I’m always interested in new takes on traditional genres. The action RPG/button mashing action game is something that’s been done time and time again, from the Warriors series to my personal favorite, the Senran Kagura series. But there are few games that really bring something new to the table. Dusk Driver is a game that attempts to break that tradition and innovate by using real-world locations in Taiwan as the setting for its story. But is this enough to set Dusk Diver apart in a sea of action RPGs? Or does it need something else? And if it does, does it have what it takes?
Dusk Diver tells the story of Yuma, an innocent school girl who finds herself at the center of an interdimensional struggle to balance multiple worlds and prevent evil creatures from filtering into the human realm. No biggie, right? If it sounds familiar, it probably is: a similar setup has been in use for decades, and the Persona series comes to mind as a prime example (though, of course, more as a plot starting point than a carbon copy). The truth is that Yuma’s story is a fun one, and the world of these dual dimensions is rich and full of lore. There’s plenty of world building and character development in Yuma, her Guardians and the Gods she encounters along the way. Without wishing to spoil too much, I found the story to be a light-hearted, refreshing take on a tired trope. It doesn’t revolutionize by any means, but it’s a good adaptation of something old into something new, done with much love and the addition of very interesting Taiwanese elements.
The story itself is only let down by a rather average localization job, which focuses more on translating the dialog literally rather than adding context and focusing on the meaning behind the words. I’ve worked on localization myself, for RPGs in particular (RAINBOW SKIES and SIR EATSALOT, both on Playstation platforms), and so perhaps I’m more critical of things like this than most. But I really wish there was more effort put into making the dialog make sense in English beyond literally translating what’s being said. It’s a minor thing, but it brought the otherwise fresh take on multi-dimensions down for me.

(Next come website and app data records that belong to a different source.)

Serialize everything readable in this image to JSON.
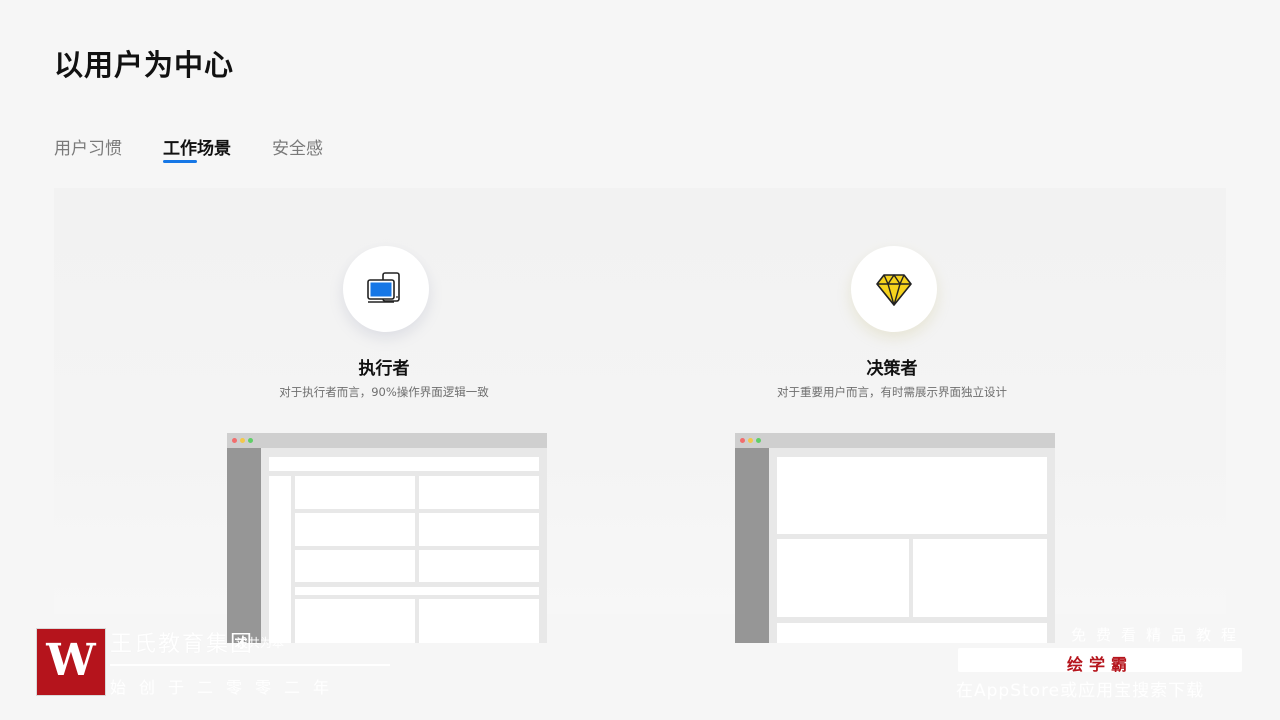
{
  "page": {
    "title": "以用户为中心"
  },
  "tabs": [
    {
      "label": "用户习惯",
      "active": false
    },
    {
      "label": "工作场景",
      "active": true
    },
    {
      "label": "安全感",
      "active": false
    }
  ],
  "roles": [
    {
      "title": "执行者",
      "description": "对于执行者而言，90%操作界面逻辑一致",
      "icon": "devices-icon",
      "accent": "#1677e6"
    },
    {
      "title": "决策者",
      "description": "对于重要用户而言，有时需展示界面独立设计",
      "icon": "diamond-icon",
      "accent": "#f5d21c"
    }
  ],
  "watermark": {
    "logo_letter": "W",
    "name": "王氏教育集团",
    "tag": "设共为本",
    "since": "始创于二零零二年",
    "right_top": "免费看精品教程",
    "brand": "绘学霸",
    "right_bottom": "在AppStore或应用宝搜索下载",
    "brand_color": "#b5141c"
  }
}
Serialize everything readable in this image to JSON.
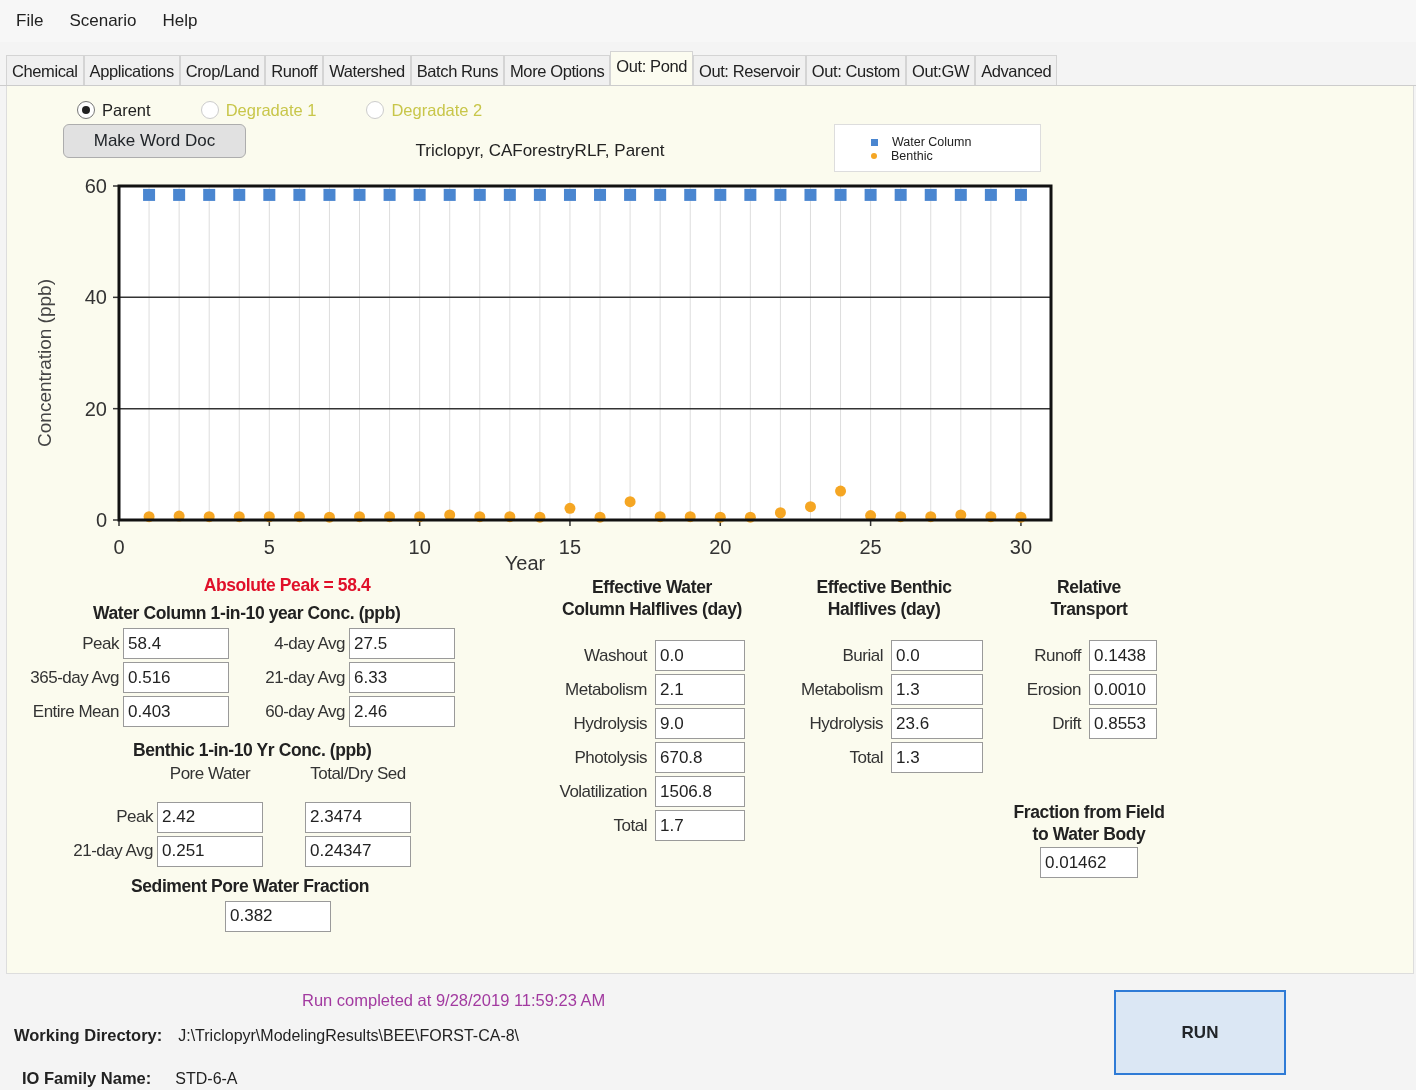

The voice acting, on the other hand, is fantastic, and while we’re on the issue of presentation, it’s incredible to think that a very small team has managed to get this game running this well, on the Unreal engine, on the Switch, even in portable mode. Sure, there are some resource-saving tricks used, such as drawing silhouettes in color blocks far in the distance before their texture “pops in”, but the end result is a game that runs and looks really well. Other games on the system would do well to try and emulate this type of performance on an open-world approach. The art style, heavily inspired by anime and manga, works on every level, as does the music, making this quite an audiovisual treat of a game.
Speaking of that open-world, though: There’s a lot of talk in the press material about how this game uses real locations in Taiwan as the setting for the story. And while this is true, the world does feel a lot smaller when you start trying to explore it freely. I appreciate the landmarks, but there’s no free roaming to speak of, and going into the alternative dimension is where you’re likely to do most of your questing… and much of anything, really. You only use the “human” realm in order to save the game, acquire consumables and some minor interactions, before doing the meat of the questing in the alternative dimension. I don’t mind that, but it does make the whole “real world Taiwan” a bit redundant.
The battle system is at the core of any good (or bad) action RPG, and I’m happy to report that Dusk Diver really delivers. Far from a button-mashfest, there’s some strategy to be taken into consideration during battling, as some enemies are weaker to attacks by Guardians, and others are useful to get some SP to spend on said special attacks. It’s a frantic but delicate balance that plays really well and adds a layer of depth to what can very easily become button mashing boredom.
There’s no deep crafting system here, though, and I do wish there was a bit more RPG to this action RPG, but I also appreciate the RPG-lite approach, which makes it easy to pick up, sink a couple of trips into Youshanding (the Phantom realm) and come back out to Ximending (the “real world”) to advance the story, stock up and save. I appreciate the use of real-world Taipei, but I feel like the in-game world is too small to really highlight the uniqueness of the locales feature. It’s so, so refreshing to see developers using their culture to inject some much-needed rejuvenation into tired tropes, though, so I really walk away a happy camper.
Dusk Diver tries to accomplish quite a lot, and does most of it right. The world feels a bit smaller upon further inspection, and the localization leaves a bit to be desired, but the solid combat system, the lovable characters and the regional interest added by Taiwan’s lore is an intoxicating mixture that makes this game definitely worthy of picking up. Extra points for near-flawless performance on the Switch, even in handheld mode.